We watch oil prices fluctuate all the time. Of course, oil gets a lot of attention because it has visible and sometimes significant consequences for the rest of the economy. Other commodities may not enjoy the same status, but they often suffer the same fate of volatile prices. The FRED graph above tells the recent story of sugar. It’s remarkable that the price of a commodity produced and used across the globe can almost double for a while and then return to its original level. In fact, as the graph below shows for an earlier period, this volatility can be even more extreme.
What does it take to generate price spikes like these?
- Supply issues, such as a world war
- Poor harvests in the major producing regions
- Political issues (For example, Cuba is a major producer of sugar cane.)
- New uses, such as ethanol produced from sugar
- Attempts at manipulating markets
In a way, all these factors combined to create the extraordinary sugar spike in 1920: World War I essentially shut down the sugar beat harvests in France, the U.S. Congress considered buying the entire Cuban harvest of sugar, and a speculative frenzy ensued.
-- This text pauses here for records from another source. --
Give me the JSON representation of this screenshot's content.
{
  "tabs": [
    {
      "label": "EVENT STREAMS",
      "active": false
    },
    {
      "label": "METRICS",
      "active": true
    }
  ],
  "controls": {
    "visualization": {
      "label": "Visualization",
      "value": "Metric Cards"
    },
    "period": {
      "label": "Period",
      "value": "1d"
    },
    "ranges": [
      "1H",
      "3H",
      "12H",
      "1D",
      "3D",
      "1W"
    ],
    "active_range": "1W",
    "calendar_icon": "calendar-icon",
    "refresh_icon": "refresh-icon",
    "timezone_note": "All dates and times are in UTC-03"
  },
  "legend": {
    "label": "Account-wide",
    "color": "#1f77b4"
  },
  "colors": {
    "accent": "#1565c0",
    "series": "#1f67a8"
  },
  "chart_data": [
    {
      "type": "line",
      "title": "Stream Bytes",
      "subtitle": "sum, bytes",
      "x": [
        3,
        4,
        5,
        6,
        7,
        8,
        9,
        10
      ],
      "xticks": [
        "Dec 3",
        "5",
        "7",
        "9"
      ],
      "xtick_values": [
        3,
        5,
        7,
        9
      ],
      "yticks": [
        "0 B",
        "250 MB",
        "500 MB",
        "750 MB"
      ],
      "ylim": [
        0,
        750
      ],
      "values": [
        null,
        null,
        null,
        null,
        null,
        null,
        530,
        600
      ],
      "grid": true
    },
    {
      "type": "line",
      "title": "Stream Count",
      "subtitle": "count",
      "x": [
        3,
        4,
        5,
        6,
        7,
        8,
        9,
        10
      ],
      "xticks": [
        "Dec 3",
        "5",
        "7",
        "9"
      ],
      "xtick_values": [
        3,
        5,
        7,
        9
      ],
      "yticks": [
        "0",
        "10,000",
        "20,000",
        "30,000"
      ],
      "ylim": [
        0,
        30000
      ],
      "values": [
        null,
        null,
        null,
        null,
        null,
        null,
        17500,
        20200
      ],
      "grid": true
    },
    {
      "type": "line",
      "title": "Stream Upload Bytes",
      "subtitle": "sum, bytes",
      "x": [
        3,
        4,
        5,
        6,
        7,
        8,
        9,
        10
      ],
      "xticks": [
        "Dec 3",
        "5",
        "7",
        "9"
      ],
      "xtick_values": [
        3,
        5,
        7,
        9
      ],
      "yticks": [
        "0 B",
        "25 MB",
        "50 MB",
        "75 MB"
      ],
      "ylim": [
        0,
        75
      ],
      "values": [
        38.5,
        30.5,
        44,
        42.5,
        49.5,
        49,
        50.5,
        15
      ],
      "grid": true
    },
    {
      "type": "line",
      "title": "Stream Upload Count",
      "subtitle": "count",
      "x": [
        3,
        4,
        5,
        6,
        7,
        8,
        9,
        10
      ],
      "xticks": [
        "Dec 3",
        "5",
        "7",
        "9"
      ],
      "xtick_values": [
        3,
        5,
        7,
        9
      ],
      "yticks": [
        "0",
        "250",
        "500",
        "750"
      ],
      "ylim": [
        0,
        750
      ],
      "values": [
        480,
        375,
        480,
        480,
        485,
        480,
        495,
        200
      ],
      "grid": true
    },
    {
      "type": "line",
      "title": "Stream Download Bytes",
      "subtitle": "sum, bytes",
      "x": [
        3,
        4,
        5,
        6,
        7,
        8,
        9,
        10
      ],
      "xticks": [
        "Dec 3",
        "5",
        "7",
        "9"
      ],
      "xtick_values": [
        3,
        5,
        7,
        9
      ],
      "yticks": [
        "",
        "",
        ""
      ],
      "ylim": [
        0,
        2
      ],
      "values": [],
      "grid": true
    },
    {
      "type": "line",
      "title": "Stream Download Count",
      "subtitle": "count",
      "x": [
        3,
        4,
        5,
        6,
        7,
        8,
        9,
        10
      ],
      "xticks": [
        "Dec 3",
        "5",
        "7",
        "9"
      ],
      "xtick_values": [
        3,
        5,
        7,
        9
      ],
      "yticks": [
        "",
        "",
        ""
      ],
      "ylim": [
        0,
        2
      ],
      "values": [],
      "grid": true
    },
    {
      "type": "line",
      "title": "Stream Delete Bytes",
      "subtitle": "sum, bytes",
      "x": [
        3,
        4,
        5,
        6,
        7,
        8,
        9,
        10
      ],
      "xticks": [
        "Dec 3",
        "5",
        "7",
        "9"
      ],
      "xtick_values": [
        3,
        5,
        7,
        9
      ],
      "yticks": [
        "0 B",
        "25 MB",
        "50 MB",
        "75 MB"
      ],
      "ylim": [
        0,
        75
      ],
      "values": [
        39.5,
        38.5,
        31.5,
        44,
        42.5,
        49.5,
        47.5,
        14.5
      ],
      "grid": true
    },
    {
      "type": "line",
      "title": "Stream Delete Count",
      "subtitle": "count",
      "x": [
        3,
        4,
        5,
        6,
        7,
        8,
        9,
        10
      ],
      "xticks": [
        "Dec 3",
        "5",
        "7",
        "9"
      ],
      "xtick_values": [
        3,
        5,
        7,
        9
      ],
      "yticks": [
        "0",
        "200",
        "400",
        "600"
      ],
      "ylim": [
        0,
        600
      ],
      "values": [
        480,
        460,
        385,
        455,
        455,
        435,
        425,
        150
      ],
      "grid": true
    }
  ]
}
Read this article for more about the history of sugar.
Suggested by Christian Zimmermann.